Dataset entries

━━━━━━━━━━━━━━━━

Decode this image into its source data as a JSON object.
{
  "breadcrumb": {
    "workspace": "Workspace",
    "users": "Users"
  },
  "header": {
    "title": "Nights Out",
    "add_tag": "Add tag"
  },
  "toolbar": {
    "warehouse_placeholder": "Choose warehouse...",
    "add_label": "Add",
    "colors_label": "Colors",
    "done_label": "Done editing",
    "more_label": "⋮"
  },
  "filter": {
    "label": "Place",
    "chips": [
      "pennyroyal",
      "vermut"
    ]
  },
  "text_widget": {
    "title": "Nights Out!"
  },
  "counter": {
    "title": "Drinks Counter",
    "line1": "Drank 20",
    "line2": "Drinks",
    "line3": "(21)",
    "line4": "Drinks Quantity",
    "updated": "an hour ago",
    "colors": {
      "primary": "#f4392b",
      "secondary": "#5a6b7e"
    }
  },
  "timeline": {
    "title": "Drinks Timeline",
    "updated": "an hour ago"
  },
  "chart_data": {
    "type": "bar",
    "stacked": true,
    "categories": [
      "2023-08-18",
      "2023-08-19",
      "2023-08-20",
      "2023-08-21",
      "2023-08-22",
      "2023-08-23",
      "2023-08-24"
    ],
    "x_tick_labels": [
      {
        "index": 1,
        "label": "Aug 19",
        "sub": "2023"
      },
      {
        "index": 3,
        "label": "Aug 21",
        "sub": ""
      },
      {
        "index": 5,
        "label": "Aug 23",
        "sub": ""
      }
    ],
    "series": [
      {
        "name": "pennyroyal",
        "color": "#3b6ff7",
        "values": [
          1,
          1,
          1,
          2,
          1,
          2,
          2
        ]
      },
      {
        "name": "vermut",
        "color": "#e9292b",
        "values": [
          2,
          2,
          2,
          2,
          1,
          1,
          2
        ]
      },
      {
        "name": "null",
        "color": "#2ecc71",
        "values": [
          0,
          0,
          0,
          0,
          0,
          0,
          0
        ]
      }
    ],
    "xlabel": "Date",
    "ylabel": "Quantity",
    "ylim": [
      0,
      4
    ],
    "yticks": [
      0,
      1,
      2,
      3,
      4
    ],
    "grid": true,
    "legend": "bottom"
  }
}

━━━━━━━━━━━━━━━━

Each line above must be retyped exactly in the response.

## Worked solution
Decode this image into its source data as a JSON object.
{
  "breadcrumb": {
    "workspace": "Workspace",
    "users": "Users"
  },
  "header": {
    "title": "Nights Out",
    "add_tag": "Add tag"
  },
  "toolbar": {
    "warehouse_placeholder": "Choose warehouse...",
    "add_label": "Add",
    "colors_label": "Colors",
    "done_label": "Done editing",
    "more_label": "⋮"
  },
  "filter": {
    "label": "Place",
    "chips": [
      "pennyroyal",
      "vermut"
    ]
  },
  "text_widget": {
    "title": "Nights Out!"
  },
  "counter": {
    "title": "Drinks Counter",
    "line1": "Drank 20",
    "line2": "Drinks",
    "line3": "(21)",
    "line4": "Drinks Quantity",
    "updated": "an hour ago",
    "colors": {
      "primary": "#f4392b",
      "secondary": "#5a6b7e"
    }
  },
  "timeline": {
    "title": "Drinks Timeline",
    "updated": "an hour ago"
  },
  "chart_data": {
    "type": "bar",
    "stacked": true,
    "categories": [
      "2023-08-18",
      "2023-08-19",
      "2023-08-20",
      "2023-08-21",
      "2023-08-22",
      "2023-08-23",
      "2023-08-24"
    ],
    "x_tick_labels": [
      {
        "index": 1,
        "label": "Aug 19",
        "sub": "2023"
      },
      {
        "index": 3,
        "label": "Aug 21",
        "sub": ""
      },
      {
        "index": 5,
        "label": "Aug 23",
        "sub": ""
      }
    ],
    "series": [
      {
        "name": "pennyroyal",
        "color": "#3b6ff7",
        "values": [
          1,
          1,
          1,
          2,
          1,
          2,
          2
        ]
      },
      {
        "name": "vermut",
        "color": "#e9292b",
        "values": [
          2,
          2,
          2,
          2,
          1,
          1,
          2
        ]
      },
      {
        "name": "null",
        "color": "#2ecc71",
        "values": [
          0,
          0,
          0,
          0,
          0,
          0,
          0
        ]
      }
    ],
    "xlabel": "Date",
    "ylabel": "Quantity",
    "ylim": [
      0,
      4
    ],
    "yticks": [
      0,
      1,
      2,
      3,
      4
    ],
    "grid": true,
    "legend": "bottom"
  }
}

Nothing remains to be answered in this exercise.